Sunday, November 13, 2005

Take Five Week 5-2

Another change I am making to my classroom is by teaching Hamlet. I am really scared! Hamlet is so difficult to understand and I know many students struggle with understanding Shakespeare (this is part of the reason I want them to teach it to each other). But, I am wondering if they will really get out of it all that is necessary (I know this comes back to the idea of why must I determine what is necessary)? Besides them fishbowling Hamlet, they are also going to be creating postings on the class blog for the outer circle to comment upon rather than writing a journaled reaction which no one else but me gets to read. That part I am quite excited about to see the depth of the question and that they will be able to recieve direct comments from their peers. I am thinking of adding a posting myself where they can comment on the fishbowl discussion itself to give the leaders and myself feedback to better the process. It is going to be an interesting rest of the semester I am sure!
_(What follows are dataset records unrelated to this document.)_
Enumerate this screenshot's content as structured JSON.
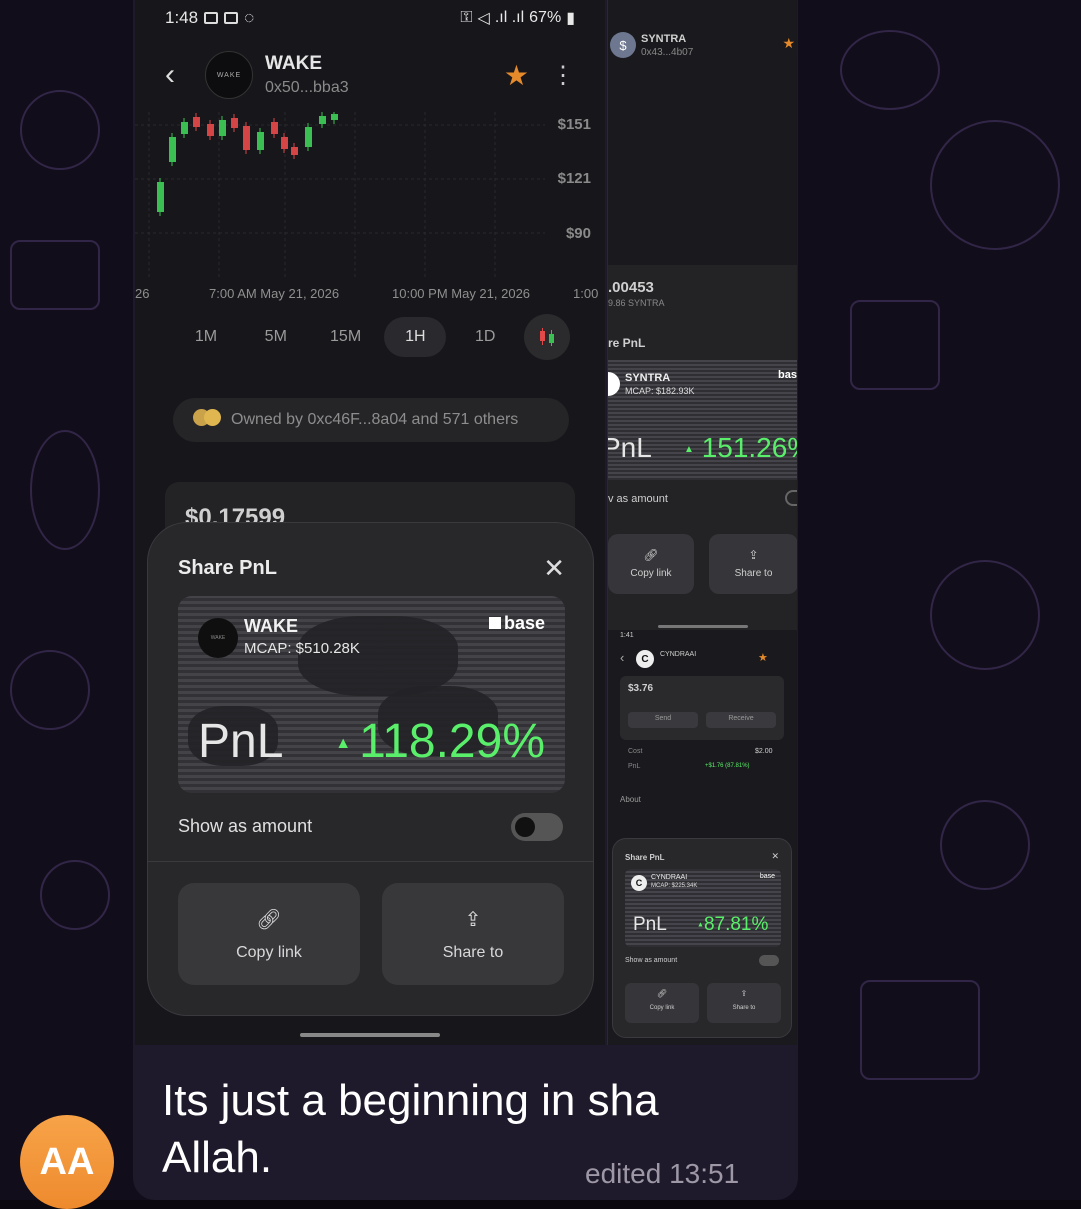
{
  "status": {
    "time": "1:48",
    "battery": "67%"
  },
  "token": {
    "name": "WAKE",
    "address": "0x50...bba3",
    "avatar_text": "WAKE"
  },
  "chart_prices": [
    "$151",
    "$121",
    "$90"
  ],
  "chart_times": [
    "26",
    "7:00 AM May 21, 2026",
    "10:00 PM May 21, 2026",
    "1:00"
  ],
  "timeframes": [
    "1M",
    "5M",
    "15M",
    "1H",
    "1D"
  ],
  "owned_by": "Owned by 0xc46F...8a04 and 571 others",
  "balance": "$0.17599",
  "share": {
    "title": "Share PnL",
    "ticker": "WAKE",
    "mcap": "MCAP: $510.28K",
    "chain": "base",
    "pnl_label": "PnL",
    "pnl_value": "118.29%",
    "show_as_amount": "Show as amount",
    "copy_link": "Copy link",
    "share_to": "Share to"
  },
  "right_phone": {
    "token_name": "SYNTRA",
    "token_address": "0x43...4b07",
    "price": ".00453",
    "holdings": "9.86 SYNTRA",
    "section": "re PnL",
    "card_ticker": "SYNTRA",
    "card_mcap": "MCAP: $182.93K",
    "card_chain": "bas",
    "pnl_label": "PnL",
    "pnl_value": "151.26%",
    "show_as_amount": "v as amount",
    "copy_link": "Copy link",
    "share_to": "Share to"
  },
  "mini_phone": {
    "time": "1:41",
    "token_name": "CYNDRAAI",
    "price": "$3.76",
    "send": "Send",
    "receive": "Receive",
    "cost_label": "Cost",
    "cost_value": "$2.00",
    "pnl_row_label": "PnL",
    "pnl_row_value": "+$1.76 (87.81%)",
    "about": "About",
    "share_title": "Share PnL",
    "card_ticker": "CYNDRAAI",
    "card_mcap": "MCAP: $225.34K",
    "card_chain": "base",
    "pnl_label": "PnL",
    "pnl_value": "87.81%",
    "show_as_amount": "Show as amount",
    "copy_link": "Copy link",
    "share_to": "Share to"
  },
  "message": {
    "text": "Its just a beginning in sha Allah.",
    "edited": "edited 13:51",
    "avatar_initials": "AA"
  },
  "colors": {
    "green": "#5aef6a",
    "orange": "#e58a2b",
    "red": "#d64545"
  }
}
Take Five Week 5-1

With reading the information about grading, I have come to a point in my career where I feel as though I need to make some serious changes. SCARY! I can see this mostly affecting the way I deal with writing in my classes. Typically I assign a paper, work with the kids on it, hand it back graded, and we are done with the whole process until they compose another. However, I am thinkg of changing this process especially with my freshmen. I have always preached that writing is a process, but never really given them the opportunity nor myself, for them to do rewrites. I have always seen it as something worthwhile ,but not something I had the time for. I am going to try to set-up conferences with them on an individual basis and then allow them to rewrite the paper not just making the corrections I have suggessted but for them to actually rewrite a better paper both in their view and in mine. I used this conference method at the beginning of the semester as a chance to get to know my students and have them explain what they liked about the writing piece they had submitted so I thought it is about time to revisit this conference aspect again.

Monday, November 07, 2005
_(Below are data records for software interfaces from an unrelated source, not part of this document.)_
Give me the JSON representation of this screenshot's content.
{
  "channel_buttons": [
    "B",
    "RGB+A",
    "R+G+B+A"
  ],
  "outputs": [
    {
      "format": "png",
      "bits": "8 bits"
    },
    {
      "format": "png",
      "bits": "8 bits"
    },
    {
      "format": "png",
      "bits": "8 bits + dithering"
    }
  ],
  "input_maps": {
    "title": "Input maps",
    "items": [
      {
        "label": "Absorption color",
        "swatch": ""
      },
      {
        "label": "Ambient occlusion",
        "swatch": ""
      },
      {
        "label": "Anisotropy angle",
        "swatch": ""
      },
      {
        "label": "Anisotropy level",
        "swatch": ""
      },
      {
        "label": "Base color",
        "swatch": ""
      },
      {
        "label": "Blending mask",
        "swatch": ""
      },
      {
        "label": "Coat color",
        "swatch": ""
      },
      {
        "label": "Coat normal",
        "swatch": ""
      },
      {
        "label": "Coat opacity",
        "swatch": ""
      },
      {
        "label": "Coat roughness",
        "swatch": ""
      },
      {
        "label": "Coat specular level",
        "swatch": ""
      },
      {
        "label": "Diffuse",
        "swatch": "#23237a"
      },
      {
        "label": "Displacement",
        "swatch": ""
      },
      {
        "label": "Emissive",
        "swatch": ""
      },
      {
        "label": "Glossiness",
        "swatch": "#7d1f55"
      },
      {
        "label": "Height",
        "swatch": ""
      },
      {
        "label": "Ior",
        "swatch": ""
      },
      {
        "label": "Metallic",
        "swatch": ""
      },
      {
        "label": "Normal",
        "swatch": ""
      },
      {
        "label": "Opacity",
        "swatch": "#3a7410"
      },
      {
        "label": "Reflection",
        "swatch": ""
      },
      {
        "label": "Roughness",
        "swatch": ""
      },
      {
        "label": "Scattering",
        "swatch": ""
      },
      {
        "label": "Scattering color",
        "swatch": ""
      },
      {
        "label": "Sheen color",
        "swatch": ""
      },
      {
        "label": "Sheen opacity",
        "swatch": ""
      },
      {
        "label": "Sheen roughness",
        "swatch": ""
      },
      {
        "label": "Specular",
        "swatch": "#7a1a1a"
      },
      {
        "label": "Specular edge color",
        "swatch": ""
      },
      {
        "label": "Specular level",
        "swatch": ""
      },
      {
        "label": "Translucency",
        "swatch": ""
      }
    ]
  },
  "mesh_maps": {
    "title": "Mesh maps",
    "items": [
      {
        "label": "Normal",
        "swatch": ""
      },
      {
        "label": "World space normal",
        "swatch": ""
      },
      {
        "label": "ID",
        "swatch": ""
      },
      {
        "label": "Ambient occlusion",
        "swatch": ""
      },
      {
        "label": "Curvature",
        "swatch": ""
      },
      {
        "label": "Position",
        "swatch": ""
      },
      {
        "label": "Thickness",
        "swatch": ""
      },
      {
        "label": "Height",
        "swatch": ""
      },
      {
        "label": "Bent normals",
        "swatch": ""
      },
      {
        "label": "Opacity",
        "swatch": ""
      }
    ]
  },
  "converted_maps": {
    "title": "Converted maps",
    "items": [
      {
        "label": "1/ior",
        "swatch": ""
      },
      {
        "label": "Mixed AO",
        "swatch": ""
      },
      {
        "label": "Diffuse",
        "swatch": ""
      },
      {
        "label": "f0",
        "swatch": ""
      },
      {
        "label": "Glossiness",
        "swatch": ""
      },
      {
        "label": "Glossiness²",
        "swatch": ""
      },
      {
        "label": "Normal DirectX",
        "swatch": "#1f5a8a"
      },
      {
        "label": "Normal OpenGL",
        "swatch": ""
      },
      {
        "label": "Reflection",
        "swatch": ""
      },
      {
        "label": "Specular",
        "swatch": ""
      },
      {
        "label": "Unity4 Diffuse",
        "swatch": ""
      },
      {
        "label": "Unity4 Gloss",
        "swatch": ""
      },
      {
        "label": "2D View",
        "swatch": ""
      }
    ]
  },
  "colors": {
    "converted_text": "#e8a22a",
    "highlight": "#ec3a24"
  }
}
Take Five Week 4-2

The other comment that I need to talk about this week is more personal but I think connects to what we are trying to do for our school and in turn to education. My grandpa passed away this last week. He was an incredible grandpa but even more so than that, he along with my grandma, instilled in me a great desire to be a life long learner. There were so many instances in my life where he would teach me a lesson. For my grandpa, one of these lesson was learning backgammon. When we reached a certain age, he would sit us down in his living room and pull out the backgammon board. He would teach us, let us make mistakes, and sometimes, even let us win (this was VERY, VERY rare). Looking back, the game wasn't about winning or losing (receiving the A or the B) but was more about spending time and developing a relationship with him, and most importantly, learning from our errors when we would make mistakes. He NEVER focused on the outcome of the game, but about how we could learn to be better next time. I really came to this realization being here at his funeral. He continually challenged us to be life long learners as he was. I miss him. Thanks grandpa!
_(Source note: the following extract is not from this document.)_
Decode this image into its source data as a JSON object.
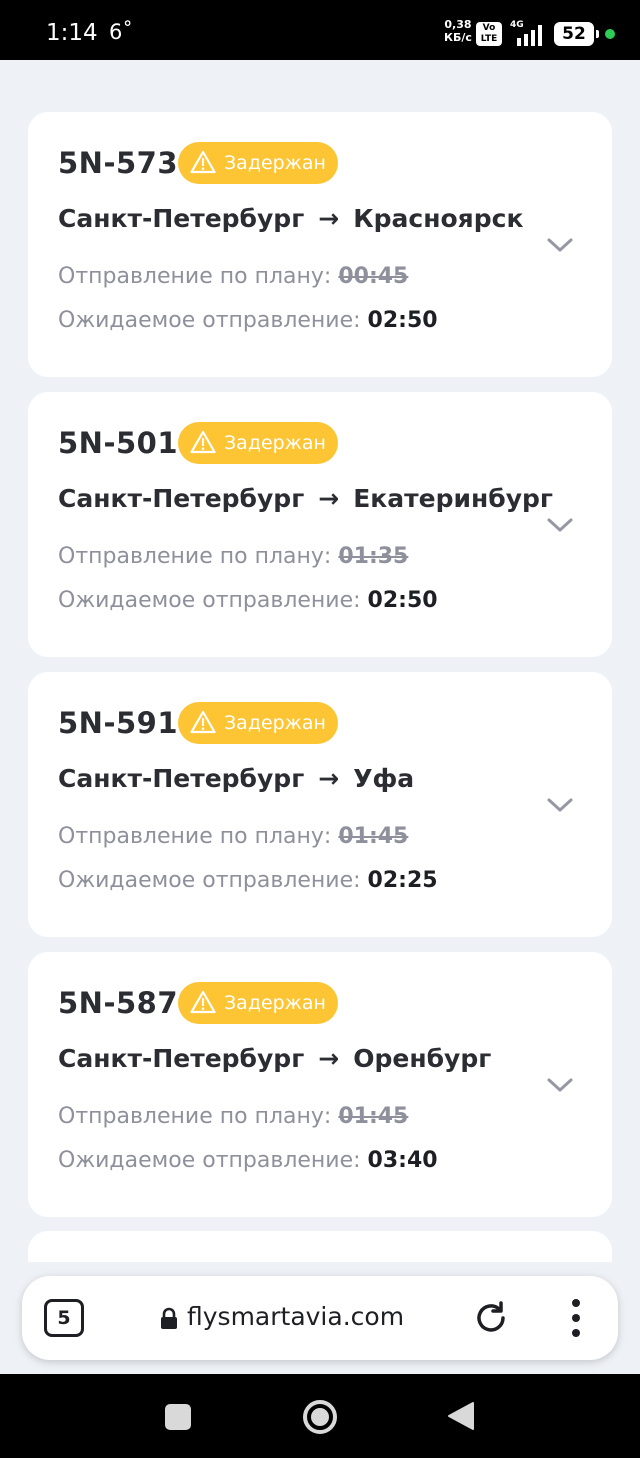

Take Five Week 4-1

After reading some articles that Karl gave to the CIT team members to read, I have some serious thinking to do about grades. I was one of theose kids whose parents rewarded her for good grades, good report cards and good comments from parent teacher conferences. I guess I neve thought that being rewarded for working hard in school would be a detriment to me as a life long learner. In fact, I often believed, and still do, that it pushed me to work harder in school! These articles gave me considerable information to ponder concerning my grading of the students in my class as well as how I will approach Emma's interpretation and reaction towards grades. So much to think about and reflect upon.